Fri, Jan 14, 2022 1:08 PM
By KEN SWEET, AP Business Writer
NEW YORK (AP) — Three of the nation’s biggest banks reported blowout profits for 2021 on Friday, helped by the improving economy and consumers and businesses willing to spend and take on loans.
But Inflation is clouding the outlook for 2022, based on comments from bank executives to reporters and industry analysts. They foresee higher inflation this year and are faced with higher costs for compensation as the banks compete for talent and employees. Wall Street could hear similar comments in the next few weeks as the rest of Corporate America releases results and shares its outlook for the upcoming year.
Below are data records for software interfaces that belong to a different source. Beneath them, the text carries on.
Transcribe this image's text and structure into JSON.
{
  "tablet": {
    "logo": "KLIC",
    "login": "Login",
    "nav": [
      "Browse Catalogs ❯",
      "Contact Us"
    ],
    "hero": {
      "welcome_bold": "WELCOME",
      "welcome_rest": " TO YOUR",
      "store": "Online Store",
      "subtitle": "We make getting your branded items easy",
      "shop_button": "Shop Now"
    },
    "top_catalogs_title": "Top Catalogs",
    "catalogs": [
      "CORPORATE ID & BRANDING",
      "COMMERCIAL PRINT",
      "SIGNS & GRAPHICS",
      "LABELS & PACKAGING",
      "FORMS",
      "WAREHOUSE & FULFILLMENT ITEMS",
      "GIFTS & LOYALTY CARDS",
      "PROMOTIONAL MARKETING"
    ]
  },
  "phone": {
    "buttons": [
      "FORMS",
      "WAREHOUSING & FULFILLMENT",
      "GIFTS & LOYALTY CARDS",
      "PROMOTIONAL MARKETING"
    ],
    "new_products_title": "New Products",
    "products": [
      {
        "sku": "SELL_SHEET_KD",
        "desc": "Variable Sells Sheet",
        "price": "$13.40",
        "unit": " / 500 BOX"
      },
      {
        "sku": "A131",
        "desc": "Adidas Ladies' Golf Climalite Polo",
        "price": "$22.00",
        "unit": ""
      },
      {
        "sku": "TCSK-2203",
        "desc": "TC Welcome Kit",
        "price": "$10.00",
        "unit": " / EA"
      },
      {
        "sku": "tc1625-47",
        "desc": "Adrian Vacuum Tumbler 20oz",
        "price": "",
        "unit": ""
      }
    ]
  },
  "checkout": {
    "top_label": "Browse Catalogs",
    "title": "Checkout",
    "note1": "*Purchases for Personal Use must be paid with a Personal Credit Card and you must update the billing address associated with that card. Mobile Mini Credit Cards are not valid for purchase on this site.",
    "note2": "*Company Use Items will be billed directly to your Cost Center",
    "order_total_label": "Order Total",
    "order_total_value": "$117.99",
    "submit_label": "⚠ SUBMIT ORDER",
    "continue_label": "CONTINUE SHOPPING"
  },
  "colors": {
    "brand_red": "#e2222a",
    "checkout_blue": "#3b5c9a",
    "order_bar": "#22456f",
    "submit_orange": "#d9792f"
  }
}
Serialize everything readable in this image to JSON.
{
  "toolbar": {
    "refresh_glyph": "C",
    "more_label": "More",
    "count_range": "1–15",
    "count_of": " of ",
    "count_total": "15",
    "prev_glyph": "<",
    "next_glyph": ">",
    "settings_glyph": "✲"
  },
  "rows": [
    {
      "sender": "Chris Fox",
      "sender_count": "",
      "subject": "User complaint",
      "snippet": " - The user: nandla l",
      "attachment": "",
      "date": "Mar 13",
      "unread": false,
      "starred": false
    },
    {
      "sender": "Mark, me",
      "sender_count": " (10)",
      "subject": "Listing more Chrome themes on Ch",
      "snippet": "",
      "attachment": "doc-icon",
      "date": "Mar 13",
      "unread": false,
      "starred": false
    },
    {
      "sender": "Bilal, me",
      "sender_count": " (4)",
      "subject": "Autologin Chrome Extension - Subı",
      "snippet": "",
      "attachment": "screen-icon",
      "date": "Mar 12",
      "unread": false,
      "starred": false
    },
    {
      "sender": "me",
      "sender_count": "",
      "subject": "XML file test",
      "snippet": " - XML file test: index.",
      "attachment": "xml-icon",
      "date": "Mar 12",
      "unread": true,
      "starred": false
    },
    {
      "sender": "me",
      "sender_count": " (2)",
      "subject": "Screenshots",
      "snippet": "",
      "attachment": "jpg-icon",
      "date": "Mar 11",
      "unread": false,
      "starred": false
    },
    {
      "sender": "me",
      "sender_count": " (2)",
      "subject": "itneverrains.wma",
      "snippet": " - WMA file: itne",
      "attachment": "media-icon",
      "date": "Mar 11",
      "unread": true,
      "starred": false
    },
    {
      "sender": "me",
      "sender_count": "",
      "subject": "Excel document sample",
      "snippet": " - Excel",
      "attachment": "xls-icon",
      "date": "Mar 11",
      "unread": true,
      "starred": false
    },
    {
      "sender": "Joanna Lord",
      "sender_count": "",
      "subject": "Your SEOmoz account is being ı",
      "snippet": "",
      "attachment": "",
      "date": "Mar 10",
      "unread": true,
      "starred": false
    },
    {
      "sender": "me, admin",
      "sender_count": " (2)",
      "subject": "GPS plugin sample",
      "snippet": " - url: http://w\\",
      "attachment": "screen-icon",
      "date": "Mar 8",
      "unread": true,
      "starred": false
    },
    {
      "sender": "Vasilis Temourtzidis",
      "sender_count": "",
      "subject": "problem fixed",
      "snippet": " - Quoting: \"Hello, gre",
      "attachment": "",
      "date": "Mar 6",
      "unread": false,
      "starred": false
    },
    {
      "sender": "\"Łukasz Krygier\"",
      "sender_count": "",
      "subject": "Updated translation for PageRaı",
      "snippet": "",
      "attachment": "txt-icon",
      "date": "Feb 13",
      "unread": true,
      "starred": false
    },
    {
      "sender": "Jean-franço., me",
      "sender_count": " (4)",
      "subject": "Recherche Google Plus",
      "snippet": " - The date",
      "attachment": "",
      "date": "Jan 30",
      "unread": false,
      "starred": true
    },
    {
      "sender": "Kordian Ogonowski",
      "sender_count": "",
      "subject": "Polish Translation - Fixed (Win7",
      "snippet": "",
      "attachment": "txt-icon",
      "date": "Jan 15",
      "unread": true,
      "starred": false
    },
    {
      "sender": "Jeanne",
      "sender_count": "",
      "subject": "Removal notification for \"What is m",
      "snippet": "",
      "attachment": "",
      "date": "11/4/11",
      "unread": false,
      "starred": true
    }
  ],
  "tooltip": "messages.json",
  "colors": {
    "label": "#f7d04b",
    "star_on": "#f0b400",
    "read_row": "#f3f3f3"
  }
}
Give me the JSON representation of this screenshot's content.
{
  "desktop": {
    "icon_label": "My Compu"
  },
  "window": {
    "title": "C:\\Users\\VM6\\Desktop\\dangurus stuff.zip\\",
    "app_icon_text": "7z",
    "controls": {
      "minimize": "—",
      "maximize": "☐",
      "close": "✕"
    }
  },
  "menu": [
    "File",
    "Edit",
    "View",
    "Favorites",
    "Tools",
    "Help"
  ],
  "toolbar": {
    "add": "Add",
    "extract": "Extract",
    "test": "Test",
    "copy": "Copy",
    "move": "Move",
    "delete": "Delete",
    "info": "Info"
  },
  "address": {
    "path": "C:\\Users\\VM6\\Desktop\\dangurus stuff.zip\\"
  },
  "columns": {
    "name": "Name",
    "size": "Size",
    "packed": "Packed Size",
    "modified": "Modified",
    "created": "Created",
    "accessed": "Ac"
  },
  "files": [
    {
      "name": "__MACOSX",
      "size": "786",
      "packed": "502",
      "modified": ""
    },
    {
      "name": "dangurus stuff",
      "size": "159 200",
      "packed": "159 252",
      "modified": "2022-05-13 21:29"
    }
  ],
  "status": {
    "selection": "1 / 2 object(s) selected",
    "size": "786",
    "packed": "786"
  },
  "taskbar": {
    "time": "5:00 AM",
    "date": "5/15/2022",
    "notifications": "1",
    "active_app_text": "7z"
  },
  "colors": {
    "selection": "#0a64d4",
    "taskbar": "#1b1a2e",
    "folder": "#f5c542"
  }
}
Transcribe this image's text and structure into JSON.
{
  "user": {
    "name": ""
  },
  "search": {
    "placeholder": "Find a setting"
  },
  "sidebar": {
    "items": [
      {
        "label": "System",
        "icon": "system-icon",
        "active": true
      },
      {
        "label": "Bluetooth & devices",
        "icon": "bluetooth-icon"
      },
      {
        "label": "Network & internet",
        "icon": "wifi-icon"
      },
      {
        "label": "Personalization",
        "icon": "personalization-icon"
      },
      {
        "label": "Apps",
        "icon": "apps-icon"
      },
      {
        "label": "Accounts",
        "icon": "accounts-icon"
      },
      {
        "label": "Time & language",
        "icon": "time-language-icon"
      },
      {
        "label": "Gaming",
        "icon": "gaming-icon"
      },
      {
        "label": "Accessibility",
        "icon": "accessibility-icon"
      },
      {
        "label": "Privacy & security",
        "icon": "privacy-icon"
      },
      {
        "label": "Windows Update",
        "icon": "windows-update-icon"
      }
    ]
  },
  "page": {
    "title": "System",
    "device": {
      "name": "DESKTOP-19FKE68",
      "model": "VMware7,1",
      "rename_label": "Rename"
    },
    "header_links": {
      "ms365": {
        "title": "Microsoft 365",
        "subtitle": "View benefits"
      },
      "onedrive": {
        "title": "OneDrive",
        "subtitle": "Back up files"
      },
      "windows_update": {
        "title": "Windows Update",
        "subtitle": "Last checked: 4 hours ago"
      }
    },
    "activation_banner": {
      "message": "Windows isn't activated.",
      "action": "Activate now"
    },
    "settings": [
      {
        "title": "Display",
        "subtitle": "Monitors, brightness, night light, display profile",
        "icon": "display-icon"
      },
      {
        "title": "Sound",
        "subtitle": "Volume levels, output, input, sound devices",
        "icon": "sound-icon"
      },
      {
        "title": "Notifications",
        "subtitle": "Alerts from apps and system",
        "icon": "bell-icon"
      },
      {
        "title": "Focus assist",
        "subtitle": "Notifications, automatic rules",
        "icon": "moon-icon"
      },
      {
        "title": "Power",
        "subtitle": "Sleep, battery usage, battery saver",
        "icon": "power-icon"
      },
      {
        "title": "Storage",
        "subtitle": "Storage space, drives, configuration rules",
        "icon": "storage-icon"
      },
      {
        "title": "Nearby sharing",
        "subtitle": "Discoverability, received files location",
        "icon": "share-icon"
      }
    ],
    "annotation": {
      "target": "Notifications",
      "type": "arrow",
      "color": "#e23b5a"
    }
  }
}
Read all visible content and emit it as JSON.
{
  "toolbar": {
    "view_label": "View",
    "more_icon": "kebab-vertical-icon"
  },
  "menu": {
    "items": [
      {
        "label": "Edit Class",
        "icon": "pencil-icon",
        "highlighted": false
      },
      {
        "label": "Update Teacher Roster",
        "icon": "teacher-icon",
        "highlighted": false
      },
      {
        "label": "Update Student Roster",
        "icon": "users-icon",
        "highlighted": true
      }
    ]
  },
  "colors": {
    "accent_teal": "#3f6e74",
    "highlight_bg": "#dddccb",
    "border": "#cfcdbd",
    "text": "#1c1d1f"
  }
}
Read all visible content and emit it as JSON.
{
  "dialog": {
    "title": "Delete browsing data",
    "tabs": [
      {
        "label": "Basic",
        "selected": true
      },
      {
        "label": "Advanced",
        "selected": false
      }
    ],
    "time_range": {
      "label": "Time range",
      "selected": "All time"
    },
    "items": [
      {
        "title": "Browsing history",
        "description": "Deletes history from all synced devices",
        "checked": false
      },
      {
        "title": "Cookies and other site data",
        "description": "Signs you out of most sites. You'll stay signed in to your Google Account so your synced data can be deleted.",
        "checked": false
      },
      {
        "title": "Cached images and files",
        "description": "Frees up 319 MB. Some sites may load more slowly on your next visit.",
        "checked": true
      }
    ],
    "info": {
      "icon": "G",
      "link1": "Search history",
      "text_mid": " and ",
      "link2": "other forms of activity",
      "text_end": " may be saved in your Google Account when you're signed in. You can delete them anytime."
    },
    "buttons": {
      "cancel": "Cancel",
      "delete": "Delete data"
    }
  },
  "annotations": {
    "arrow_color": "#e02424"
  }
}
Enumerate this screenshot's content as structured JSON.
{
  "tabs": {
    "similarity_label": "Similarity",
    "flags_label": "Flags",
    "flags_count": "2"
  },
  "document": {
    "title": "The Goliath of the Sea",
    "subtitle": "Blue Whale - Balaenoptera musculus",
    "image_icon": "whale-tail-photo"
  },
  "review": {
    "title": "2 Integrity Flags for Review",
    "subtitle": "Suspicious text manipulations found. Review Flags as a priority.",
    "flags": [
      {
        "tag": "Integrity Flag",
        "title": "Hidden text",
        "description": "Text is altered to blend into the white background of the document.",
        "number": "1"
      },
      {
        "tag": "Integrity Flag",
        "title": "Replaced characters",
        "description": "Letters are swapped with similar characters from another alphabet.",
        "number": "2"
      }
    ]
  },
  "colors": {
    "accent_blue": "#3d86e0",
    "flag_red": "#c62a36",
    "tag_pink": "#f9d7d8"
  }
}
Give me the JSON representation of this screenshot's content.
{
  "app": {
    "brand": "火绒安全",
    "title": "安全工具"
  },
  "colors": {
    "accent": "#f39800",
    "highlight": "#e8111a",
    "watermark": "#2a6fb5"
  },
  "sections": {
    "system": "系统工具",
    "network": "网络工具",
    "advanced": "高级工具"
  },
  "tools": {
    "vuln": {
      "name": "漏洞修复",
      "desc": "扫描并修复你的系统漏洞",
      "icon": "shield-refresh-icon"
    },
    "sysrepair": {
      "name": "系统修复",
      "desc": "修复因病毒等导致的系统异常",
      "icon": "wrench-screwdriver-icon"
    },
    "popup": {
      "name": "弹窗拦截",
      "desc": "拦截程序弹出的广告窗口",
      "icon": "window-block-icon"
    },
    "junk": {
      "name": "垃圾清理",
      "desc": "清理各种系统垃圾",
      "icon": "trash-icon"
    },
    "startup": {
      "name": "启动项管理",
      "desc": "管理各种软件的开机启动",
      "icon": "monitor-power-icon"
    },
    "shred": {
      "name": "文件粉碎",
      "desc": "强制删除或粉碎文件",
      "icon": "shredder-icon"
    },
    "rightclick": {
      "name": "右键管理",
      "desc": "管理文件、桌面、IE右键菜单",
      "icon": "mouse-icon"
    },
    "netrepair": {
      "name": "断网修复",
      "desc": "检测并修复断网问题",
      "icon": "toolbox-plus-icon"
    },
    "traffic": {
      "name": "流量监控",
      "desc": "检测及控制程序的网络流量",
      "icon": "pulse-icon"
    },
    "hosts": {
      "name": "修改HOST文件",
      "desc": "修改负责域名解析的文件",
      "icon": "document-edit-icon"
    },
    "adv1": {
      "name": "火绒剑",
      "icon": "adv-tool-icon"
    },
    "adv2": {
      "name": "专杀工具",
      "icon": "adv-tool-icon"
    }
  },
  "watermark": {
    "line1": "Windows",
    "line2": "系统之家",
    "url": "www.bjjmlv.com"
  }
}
“We spent a good deal of 2021 talking about inflation and I suspect we are going to spend even more time in 2022 talking about it,” said Mark Mason, the chief financial officer at Citigroup, in a Friday call with journalists.
While JPMorgan reported a 14% decline in fourth quarter earnings, the bank still brought in nearly $50 billion in profits for the full year 2021, up significantly from a profit of $36.4 billion in 2019, before the pandemic hit.
Citi brought in $21.95 billion last year. That exceeds what Citigroup made in 2006, when the bank earned $21.2 billion at the height of the mortgage bubble and when Citigroup was a financial conglomerate significantly larger than what it is today.
Wells Fargo’s full-year profits were $21.55 billion, slightly below previous records but multiples better than where they were a year earlier. Wells’ operations continue to be restrained by the Federal Reserve, which capped the bank from getting larger after its sales practices problems and other scandals.
Both JPMorgan and Citi reported higher expenses last quarter, much more than what analysts’ had expected. Both banks said it was partially due to the need to recruit new employees and pay them the higher wages they were now asking for.
“Labor markets are tight, that there’s a little bit of labor inflation, and it’s important for us to attract and retain the best talent and pay competitively,” said Jeremy Barnum, JPMorgan’s CFO, in a call with reporters. Barnum said he expects the bank will face “headwinds” this year, including higher wages, that could impact its profitability.
Wells was able to keep expenses relatively managed in the fourth quarter quarter, but also expects wage inflation to hit this year.
“We expect approximately $500 million of wage-and-benefits-related inflationary increases in 2022 above and beyond the normal level of merit and pay increases,” Mike Santomassimo, the bank’s CFO, told investors.
One positive thing for banks, if inflation continues, is rising interest rates. The Federal Reserve has already telegraphed to investors that the central bank is considering at least three interest rate hikes this year to keep inflation in check. Higher interest rates mean banks can charge more to borrowers for loans.
What worries bankers is that inflation could get out of control and the Fed would have to act more aggressively to tame it.
“The big concern is whether this inflation turns into a wage-price spiral,” Mason told reporters, referring to the economic phenomenon where employees demand higher wages to cover their rising cost of living, which causes companies to raise prices on items to cover higher wages. It can lead to years of high inflation, with the most notable example being the rampant inflation in the 1970s.
In a call with investors, JPMorgan CEO Jamie Dimon said it could take “six or seven” rate hikes this year to get inflation under control.
“This whole notion that somehow it’s going to be sweet and gentle and no one is ever going to be surprised (is a) mistake,” Dimon said.
Investors will get quarterly results from Bank of America, Goldman Sachs and Morgan Stanley next week. There will be significant attention on the investment banks — Goldman and Morgan — since both banks typically have some of the highest compensation costs in the industry.
Bloomberg News reported Friday that Goldman plans to pay out one-time bonuses to its highest-paid employees in order to keep them at the firm.